The great Port Orchard water rate debateAugust 16th, 2011 by Chris Henry
Discussion of a proposed water rate hike in Port Orchard continued last week (Aug. 9) with a public hearing and sometimes testy testimony.
The council was to have continued discussion of the water rate increase at its Tuesday (today/Aug. 16) study session. But Public Works Director Mark Dorsey said that the deluge of public comment led the city’s utility committee to take a step back and recommend deferral of a vote on the rate hike until September.
Among those who commented on Aug. 9, city council meeting regular Gerry Harmon spoke on her proposal to charge by the gallon instead of the city’s current method of charging a base rate and adding a per gallon consumption charge above 5,000 gallons.
The city has 7 rate tiers. Each tier adds a higher consumption charge per gallon for the amount of water used above the tier threshold. That charge is added to base rate plus the maximum charge for the previous tier.
City officials say the utility must charge a base rate (currently $22.50 per month), because of the cost just to have the system up and running (no pun intended). In other words, it costs the city $22.50 to deliver even one gallon of water.
Harmon’s calculations were hypothetical, as if the city were to impose the rate increase. The city, in its response to Harmon, used current rates and its most recently audited data back to 2009. Treasurer Allan Martin said the city by law must deal in absolute numbers, not hypotheticals when making projections.
Both parties showed that indeed the price per gallon goes down the more water that’s used. Harmon’s calculations show the price per gallon leveling out at about 144,000 gallons. The city’s price per gallon leveled out after 133,000 gallons and increased slightly at 150,001+ gallons before leveling out again.
City officials, including Martin, met with Harmon before the public hearing to show their calculations and conclusions in response to Harmon’s question, “Wouldn’t it be more fair to charge a straight per gallon on cost?”

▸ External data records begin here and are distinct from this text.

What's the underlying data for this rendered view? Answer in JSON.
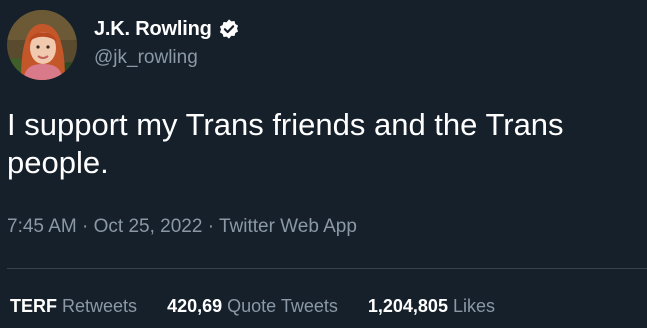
{
  "author": {
    "display_name": "J.K. Rowling",
    "handle": "@jk_rowling",
    "verified_icon": "verified-badge-icon"
  },
  "tweet": {
    "text": "I support my Trans friends and the Trans people."
  },
  "meta": {
    "time": "7:45 AM",
    "separator1": "·",
    "date": "Oct 25, 2022",
    "separator2": "·",
    "source": "Twitter Web App"
  },
  "stats": [
    {
      "count": "TERF",
      "label": "Retweets"
    },
    {
      "count": "420,69",
      "label": "Quote Tweets"
    },
    {
      "count": "1,204,805",
      "label": "Likes"
    }
  ],
  "colors": {
    "background": "#15202b",
    "secondary_text": "#8b98a5",
    "divider": "#38444d",
    "verified": "#ffffff"
  }
}
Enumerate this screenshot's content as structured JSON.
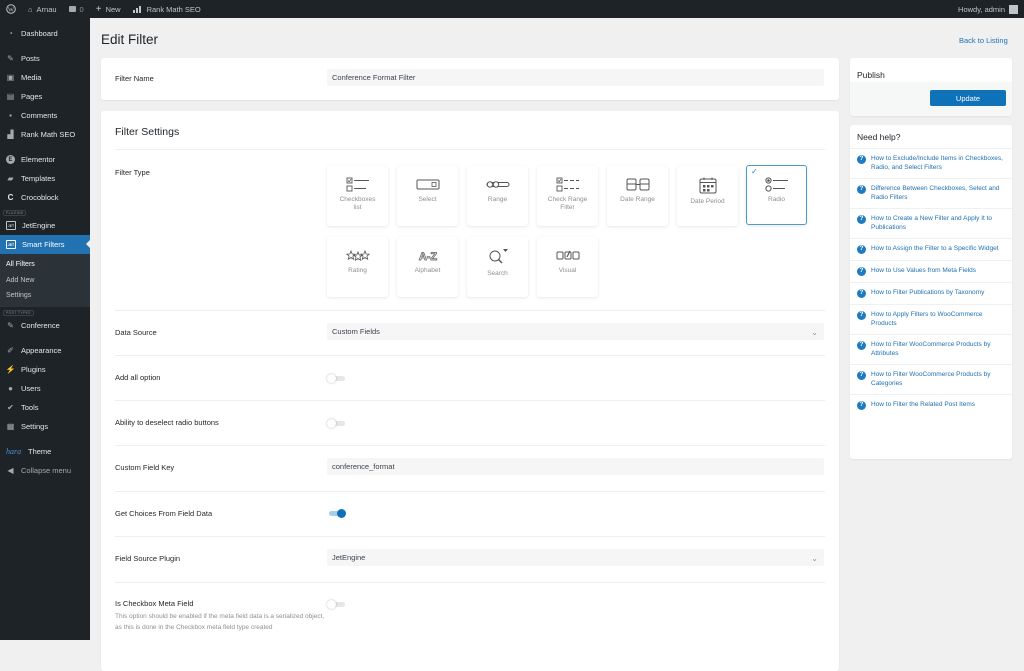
{
  "adminbar": {
    "site_name": "Arnau",
    "comments_count": "0",
    "new_label": "New",
    "seo_label": "Rank Math SEO",
    "howdy": "Howdy, admin"
  },
  "sidebar": {
    "items": [
      {
        "label": "Dashboard",
        "icon": "dashboard-icon"
      },
      {
        "label": "Posts",
        "icon": "pin-icon"
      },
      {
        "label": "Media",
        "icon": "media-icon"
      },
      {
        "label": "Pages",
        "icon": "pages-icon"
      },
      {
        "label": "Comments",
        "icon": "comment-icon"
      },
      {
        "label": "Rank Math SEO",
        "icon": "chart-icon"
      },
      {
        "label": "Elementor",
        "icon": "elementor-icon"
      },
      {
        "label": "Templates",
        "icon": "folder-icon"
      },
      {
        "label": "Crocoblock",
        "icon": "crocoblock-icon"
      },
      {
        "label": "JetEngine",
        "icon": "jet-icon"
      },
      {
        "label": "Smart Filters",
        "icon": "jet-icon"
      },
      {
        "label": "Conference",
        "icon": "pin-icon"
      },
      {
        "label": "Appearance",
        "icon": "brush-icon"
      },
      {
        "label": "Plugins",
        "icon": "plugin-icon"
      },
      {
        "label": "Users",
        "icon": "user-icon"
      },
      {
        "label": "Tools",
        "icon": "wrench-icon"
      },
      {
        "label": "Settings",
        "icon": "settings-icon"
      },
      {
        "label": "Theme",
        "icon": "hara-logo-icon",
        "prefix": "hara"
      },
      {
        "label": "Collapse menu",
        "icon": "collapse-icon"
      }
    ],
    "section_plugins": "PLUGINS",
    "section_post_types": "POST TYPES",
    "submenu": [
      "All Filters",
      "Add New",
      "Settings"
    ]
  },
  "page": {
    "title": "Edit Filter",
    "back_link": "Back to Listing"
  },
  "filter_name": {
    "label": "Filter Name",
    "value": "Conference Format Filter"
  },
  "settings": {
    "title": "Filter Settings",
    "filter_type_label": "Filter Type",
    "types": [
      {
        "label": "Checkboxes list",
        "icon": "checkboxes-icon",
        "selected": false
      },
      {
        "label": "Select",
        "icon": "select-icon",
        "selected": false
      },
      {
        "label": "Range",
        "icon": "range-icon",
        "selected": false
      },
      {
        "label": "Check Range Filter",
        "icon": "check-range-icon",
        "selected": false
      },
      {
        "label": "Date Range",
        "icon": "date-range-icon",
        "selected": false
      },
      {
        "label": "Date Period",
        "icon": "calendar-icon",
        "selected": false
      },
      {
        "label": "Radio",
        "icon": "radio-icon",
        "selected": true
      },
      {
        "label": "Rating",
        "icon": "stars-icon",
        "selected": false
      },
      {
        "label": "Alphabet",
        "icon": "alphabet-icon",
        "selected": false
      },
      {
        "label": "Search",
        "icon": "search-icon",
        "selected": false
      },
      {
        "label": "Visual",
        "icon": "visual-icon",
        "selected": false
      }
    ],
    "data_source": {
      "label": "Data Source",
      "value": "Custom Fields"
    },
    "add_all": {
      "label": "Add all option",
      "on": false
    },
    "deselect": {
      "label": "Ability to deselect radio buttons",
      "on": false
    },
    "custom_field_key": {
      "label": "Custom Field Key",
      "value": "conference_format"
    },
    "get_choices": {
      "label": "Get Choices From Field Data",
      "on": true
    },
    "field_source": {
      "label": "Field Source Plugin",
      "value": "JetEngine"
    },
    "is_checkbox": {
      "label": "Is Checkbox Meta Field",
      "on": false,
      "description": "This option should be enabled if the meta field data is a serialized object, as this is done in the Checkbox meta field type created"
    }
  },
  "publish": {
    "title": "Publish",
    "update_label": "Update"
  },
  "help": {
    "title": "Need help?",
    "links": [
      "How to Exclude/Include Items in Checkboxes, Radio, and Select Filters",
      "Difference Between Checkboxes, Select and Radio Filters",
      "How to Create a New Filter and Apply It to Publications",
      "How to Assign the Filter to a Specific Widget",
      "How to Use Values from Meta Fields",
      "How to Filter Publications by Taxonomy",
      "How to Apply Filters to WooCommerce Products",
      "How to Filter WooCommerce Products by Attributes",
      "How to Filter WooCommerce Products by Categories",
      "How to Filter the Related Post Items"
    ]
  }
}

Harmon contends that the current system rewards high volume users, but there is no incentive for people like herself, who actively conserve water.
Of high volume users, she said, “Even though they have a higher water bill, they’re getting their water for less per gallon than the other people. To me it says use it right up to your limit.”

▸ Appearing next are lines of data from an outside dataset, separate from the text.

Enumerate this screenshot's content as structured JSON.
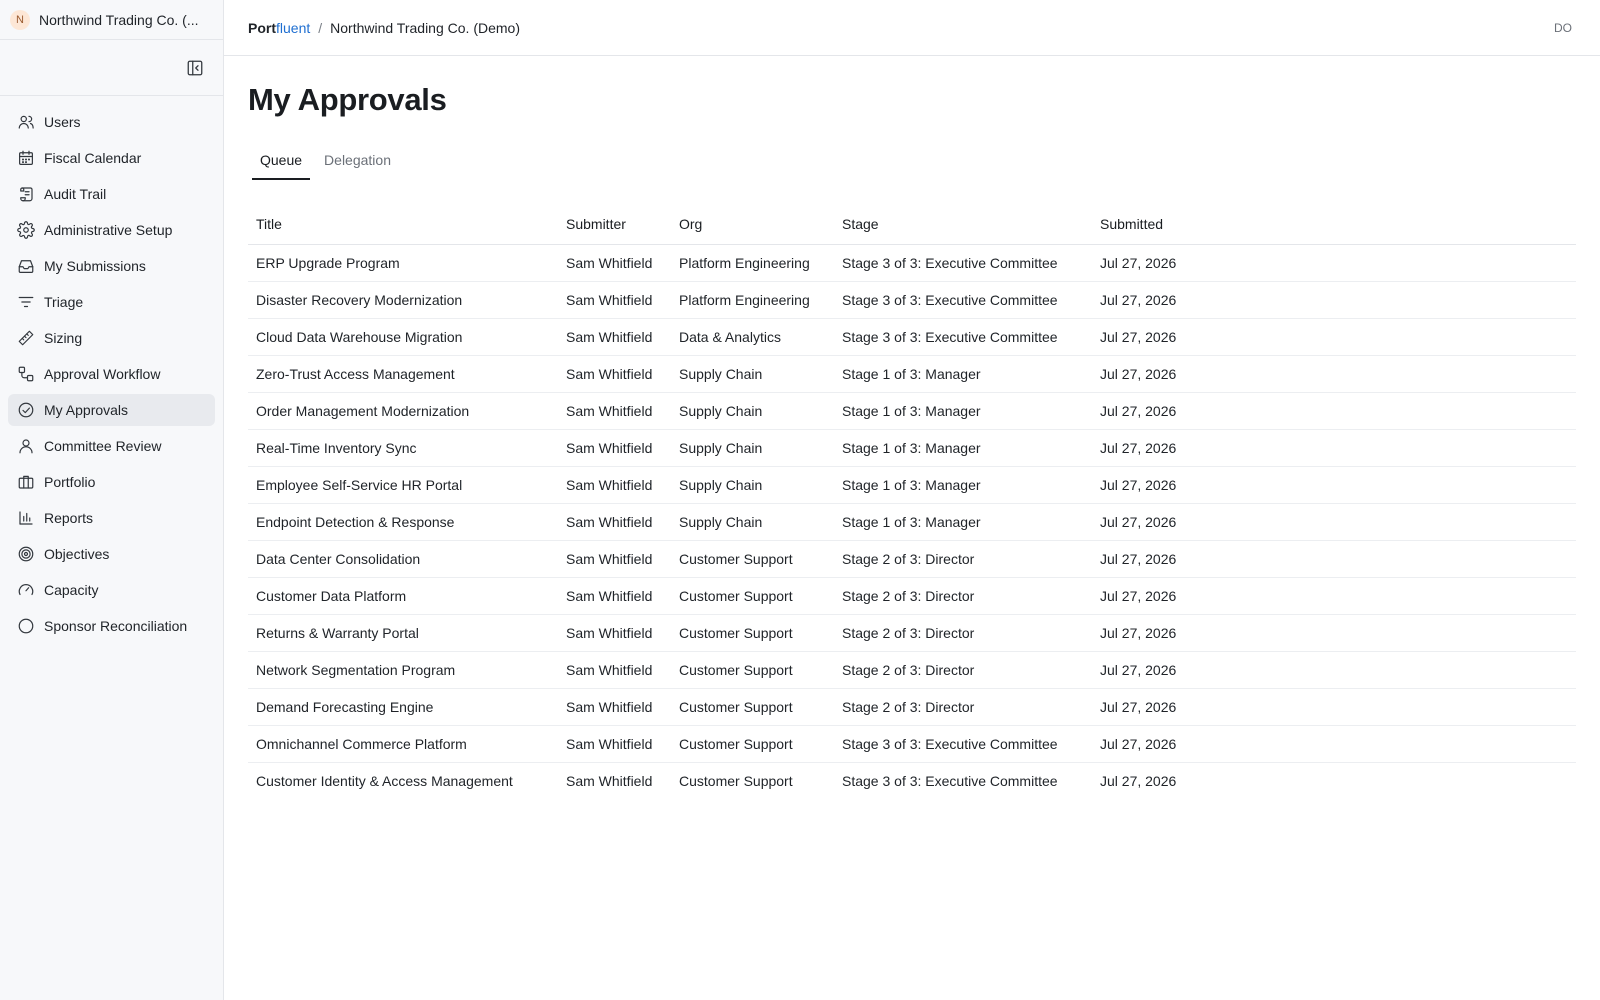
{
  "org": {
    "initial": "N",
    "name": "Northwind Trading Co. (..."
  },
  "sidebar": {
    "items": [
      {
        "label": "Users",
        "icon": "users-icon"
      },
      {
        "label": "Fiscal Calendar",
        "icon": "calendar-icon"
      },
      {
        "label": "Audit Trail",
        "icon": "scroll-icon"
      },
      {
        "label": "Administrative Setup",
        "icon": "gear-icon"
      },
      {
        "label": "My Submissions",
        "icon": "inbox-icon"
      },
      {
        "label": "Triage",
        "icon": "filter-icon"
      },
      {
        "label": "Sizing",
        "icon": "ruler-icon"
      },
      {
        "label": "Approval Workflow",
        "icon": "workflow-icon"
      },
      {
        "label": "My Approvals",
        "icon": "check-circle-icon",
        "active": true
      },
      {
        "label": "Committee Review",
        "icon": "user-icon"
      },
      {
        "label": "Portfolio",
        "icon": "briefcase-icon"
      },
      {
        "label": "Reports",
        "icon": "bar-chart-icon"
      },
      {
        "label": "Objectives",
        "icon": "target-icon"
      },
      {
        "label": "Capacity",
        "icon": "gauge-icon"
      },
      {
        "label": "Sponsor Reconciliation",
        "icon": "circle-icon"
      }
    ]
  },
  "header": {
    "brand_main": "Port",
    "brand_accent": "fluent",
    "separator": "/",
    "current": "Northwind Trading Co. (Demo)",
    "user_initials": "DO"
  },
  "page": {
    "title": "My Approvals",
    "tabs": [
      {
        "label": "Queue",
        "active": true
      },
      {
        "label": "Delegation",
        "active": false
      }
    ]
  },
  "table": {
    "columns": [
      "Title",
      "Submitter",
      "Org",
      "Stage",
      "Submitted"
    ],
    "rows": [
      [
        "ERP Upgrade Program",
        "Sam Whitfield",
        "Platform Engineering",
        "Stage 3 of 3: Executive Committee",
        "Jul 27, 2026"
      ],
      [
        "Disaster Recovery Modernization",
        "Sam Whitfield",
        "Platform Engineering",
        "Stage 3 of 3: Executive Committee",
        "Jul 27, 2026"
      ],
      [
        "Cloud Data Warehouse Migration",
        "Sam Whitfield",
        "Data & Analytics",
        "Stage 3 of 3: Executive Committee",
        "Jul 27, 2026"
      ],
      [
        "Zero-Trust Access Management",
        "Sam Whitfield",
        "Supply Chain",
        "Stage 1 of 3: Manager",
        "Jul 27, 2026"
      ],
      [
        "Order Management Modernization",
        "Sam Whitfield",
        "Supply Chain",
        "Stage 1 of 3: Manager",
        "Jul 27, 2026"
      ],
      [
        "Real-Time Inventory Sync",
        "Sam Whitfield",
        "Supply Chain",
        "Stage 1 of 3: Manager",
        "Jul 27, 2026"
      ],
      [
        "Employee Self-Service HR Portal",
        "Sam Whitfield",
        "Supply Chain",
        "Stage 1 of 3: Manager",
        "Jul 27, 2026"
      ],
      [
        "Endpoint Detection & Response",
        "Sam Whitfield",
        "Supply Chain",
        "Stage 1 of 3: Manager",
        "Jul 27, 2026"
      ],
      [
        "Data Center Consolidation",
        "Sam Whitfield",
        "Customer Support",
        "Stage 2 of 3: Director",
        "Jul 27, 2026"
      ],
      [
        "Customer Data Platform",
        "Sam Whitfield",
        "Customer Support",
        "Stage 2 of 3: Director",
        "Jul 27, 2026"
      ],
      [
        "Returns & Warranty Portal",
        "Sam Whitfield",
        "Customer Support",
        "Stage 2 of 3: Director",
        "Jul 27, 2026"
      ],
      [
        "Network Segmentation Program",
        "Sam Whitfield",
        "Customer Support",
        "Stage 2 of 3: Director",
        "Jul 27, 2026"
      ],
      [
        "Demand Forecasting Engine",
        "Sam Whitfield",
        "Customer Support",
        "Stage 2 of 3: Director",
        "Jul 27, 2026"
      ],
      [
        "Omnichannel Commerce Platform",
        "Sam Whitfield",
        "Customer Support",
        "Stage 3 of 3: Executive Committee",
        "Jul 27, 2026"
      ],
      [
        "Customer Identity & Access Management",
        "Sam Whitfield",
        "Customer Support",
        "Stage 3 of 3: Executive Committee",
        "Jul 27, 2026"
      ]
    ]
  }
}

The propose rate hike does offer a discount to people who use less than 3,000 gallons per month. But there is no conservation incentive throughout the 7 tiers.
Martin, in a memo to Harmon and the city’s utility committee,
outlines three possible methods for promoting conservation:
-> An increasing block rate, with the users in the first block charged at one rate, the users in the second block charged more and so on
-> High use surcharges, essentially a punishment for higher than average water use
-> Seasonal rates, in which prices rise and fall according to water demand and weather conditions
But Martin said any city must be careful with conservation incentive programs. Generally, the higher volume users have more ways and more leeway to conserve water, while residential users’ needs — based on number of people in the household and other relatively fixed factors — don’t have a lot of wiggle room. Conservation programs actually could have the unintended consequence of placing more of the burden on residential users, Martin said.
Utilities, like water, sewer and stormwater, by law must be run as separate funds from the city’s (or county’s) general fund, and they must be self-sustaining. Revenue from the utility must support delivery of the service without subsidy. So the city is limited in how much it can alter rates without running in the red, Martin said. The city’s water service has been running in the red, utility committee members say, and the purpose of the rate hike is to get back in the black.
The city has a rate formula designed so that each group of users (residential, commercial, city, other government, churches and irrigation) bears its proportionate share of the cost to run the whole utility. The percentages fluctuate a few points either way, from year to year, Martin said, but generally the formula works out.
In 2010, residential users, who as a group consumed just more than 67 percent of the water, paid nearly 69.5 per cent of the total cost. In 2009, however, the group used nearly 69.6 percent of the water and paid just more than 59 percent of the total revenue to the water fund.
In 2010, commercial users consumed 19.72 percent of the water and paid 18.82 percent of the revenue; in 2009, they consumed 18.90 and paid 21.07.
Harmon said she was frustrated that it took this long to get the city to actually run the numbers, and she doesn’t buy the thing about the hypotheticals. She’d like to see the city’s calculations using figures proposed by the utility committee.
Those figures could change, and if the committee’s move back-to-the drawing board is any indication, they are likely to do so.